Segment Start: Material provided
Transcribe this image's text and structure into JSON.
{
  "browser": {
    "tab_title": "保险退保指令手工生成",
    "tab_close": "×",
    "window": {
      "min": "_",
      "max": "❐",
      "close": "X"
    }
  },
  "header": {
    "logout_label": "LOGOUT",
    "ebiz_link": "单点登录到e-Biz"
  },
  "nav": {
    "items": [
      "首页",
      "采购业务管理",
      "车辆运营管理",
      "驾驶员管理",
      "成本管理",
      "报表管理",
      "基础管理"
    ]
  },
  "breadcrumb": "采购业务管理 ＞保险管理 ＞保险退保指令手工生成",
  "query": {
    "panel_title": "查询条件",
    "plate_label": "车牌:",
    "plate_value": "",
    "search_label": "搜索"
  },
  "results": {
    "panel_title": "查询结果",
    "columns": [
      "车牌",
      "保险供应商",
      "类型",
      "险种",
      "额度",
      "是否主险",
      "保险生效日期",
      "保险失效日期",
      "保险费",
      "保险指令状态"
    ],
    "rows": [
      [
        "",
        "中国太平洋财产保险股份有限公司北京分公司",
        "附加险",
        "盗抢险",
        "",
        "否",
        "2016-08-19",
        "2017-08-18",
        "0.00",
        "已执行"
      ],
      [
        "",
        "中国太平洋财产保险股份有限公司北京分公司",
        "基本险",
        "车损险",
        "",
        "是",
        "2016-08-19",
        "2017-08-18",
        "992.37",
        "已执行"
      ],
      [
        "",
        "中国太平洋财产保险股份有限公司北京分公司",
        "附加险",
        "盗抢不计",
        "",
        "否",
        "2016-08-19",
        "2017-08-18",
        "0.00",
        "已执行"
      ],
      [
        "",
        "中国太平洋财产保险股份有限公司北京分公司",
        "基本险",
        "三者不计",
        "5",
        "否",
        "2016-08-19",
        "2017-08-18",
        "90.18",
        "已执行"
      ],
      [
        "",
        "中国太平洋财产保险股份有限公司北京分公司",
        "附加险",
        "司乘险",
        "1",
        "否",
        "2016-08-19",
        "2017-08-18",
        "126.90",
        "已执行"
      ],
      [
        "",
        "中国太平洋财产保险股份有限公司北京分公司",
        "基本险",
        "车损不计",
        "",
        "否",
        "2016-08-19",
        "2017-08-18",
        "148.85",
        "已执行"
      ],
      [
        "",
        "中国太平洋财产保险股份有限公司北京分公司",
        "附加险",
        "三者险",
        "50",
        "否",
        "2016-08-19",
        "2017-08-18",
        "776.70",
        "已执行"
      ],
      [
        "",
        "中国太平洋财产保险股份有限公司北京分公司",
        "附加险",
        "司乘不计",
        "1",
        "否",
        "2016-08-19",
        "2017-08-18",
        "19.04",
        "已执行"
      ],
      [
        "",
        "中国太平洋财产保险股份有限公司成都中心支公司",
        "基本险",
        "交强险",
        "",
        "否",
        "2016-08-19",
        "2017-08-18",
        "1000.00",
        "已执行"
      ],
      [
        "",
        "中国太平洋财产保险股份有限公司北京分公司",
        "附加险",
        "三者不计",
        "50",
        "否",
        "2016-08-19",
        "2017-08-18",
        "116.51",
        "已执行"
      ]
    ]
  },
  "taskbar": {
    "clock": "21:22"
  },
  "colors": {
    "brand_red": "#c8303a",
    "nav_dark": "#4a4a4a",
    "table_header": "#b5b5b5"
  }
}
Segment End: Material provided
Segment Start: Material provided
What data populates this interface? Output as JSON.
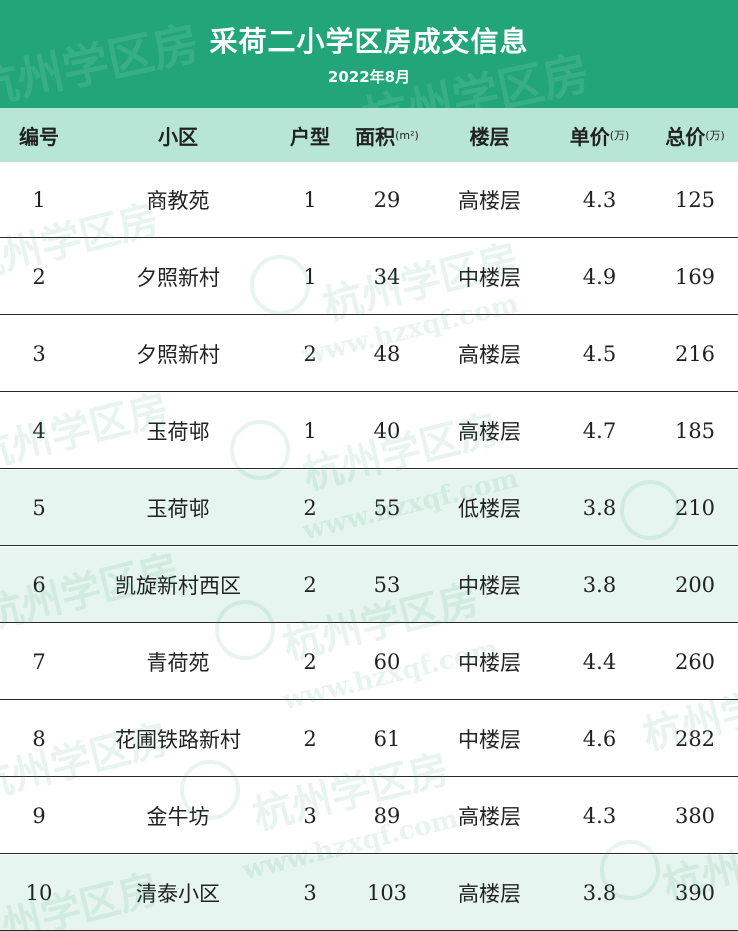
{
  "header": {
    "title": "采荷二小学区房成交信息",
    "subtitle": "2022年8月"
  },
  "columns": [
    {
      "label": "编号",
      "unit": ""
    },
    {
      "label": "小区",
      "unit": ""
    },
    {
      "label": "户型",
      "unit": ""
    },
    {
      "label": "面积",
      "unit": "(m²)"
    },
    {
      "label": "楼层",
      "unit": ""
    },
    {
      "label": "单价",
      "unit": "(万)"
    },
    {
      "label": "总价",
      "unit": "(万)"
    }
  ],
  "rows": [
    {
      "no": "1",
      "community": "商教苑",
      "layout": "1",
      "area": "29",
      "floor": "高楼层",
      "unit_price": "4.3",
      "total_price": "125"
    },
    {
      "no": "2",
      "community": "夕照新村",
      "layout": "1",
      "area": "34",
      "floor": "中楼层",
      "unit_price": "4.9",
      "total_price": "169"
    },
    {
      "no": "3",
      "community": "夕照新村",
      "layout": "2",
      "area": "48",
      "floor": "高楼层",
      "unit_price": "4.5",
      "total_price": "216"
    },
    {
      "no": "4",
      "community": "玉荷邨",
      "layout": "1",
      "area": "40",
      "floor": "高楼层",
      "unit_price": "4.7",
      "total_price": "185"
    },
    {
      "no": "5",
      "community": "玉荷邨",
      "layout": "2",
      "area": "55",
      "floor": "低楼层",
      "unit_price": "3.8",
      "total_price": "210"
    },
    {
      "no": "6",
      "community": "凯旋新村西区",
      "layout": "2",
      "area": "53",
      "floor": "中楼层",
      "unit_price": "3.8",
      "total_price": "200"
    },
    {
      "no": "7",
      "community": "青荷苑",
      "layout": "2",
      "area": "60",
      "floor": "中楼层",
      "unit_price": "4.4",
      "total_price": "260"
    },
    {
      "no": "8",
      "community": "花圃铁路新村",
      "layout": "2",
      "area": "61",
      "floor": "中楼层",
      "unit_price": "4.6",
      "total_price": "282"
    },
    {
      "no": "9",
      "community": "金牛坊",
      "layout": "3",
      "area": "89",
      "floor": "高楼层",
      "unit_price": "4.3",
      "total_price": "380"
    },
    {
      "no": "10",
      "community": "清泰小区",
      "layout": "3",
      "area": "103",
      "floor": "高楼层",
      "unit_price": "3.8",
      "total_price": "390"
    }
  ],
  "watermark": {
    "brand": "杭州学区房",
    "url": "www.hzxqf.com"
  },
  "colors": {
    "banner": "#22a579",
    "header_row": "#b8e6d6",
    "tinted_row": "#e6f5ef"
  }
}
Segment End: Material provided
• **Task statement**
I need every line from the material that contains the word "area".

• **Answer to this task**
      "area": "29",
      "area": "34",
      "area": "48",
      "area": "40",
      "area": "55",
      "area": "53",
      "area": "60",
      "area": "61",
      "area": "89",
      "area": "103",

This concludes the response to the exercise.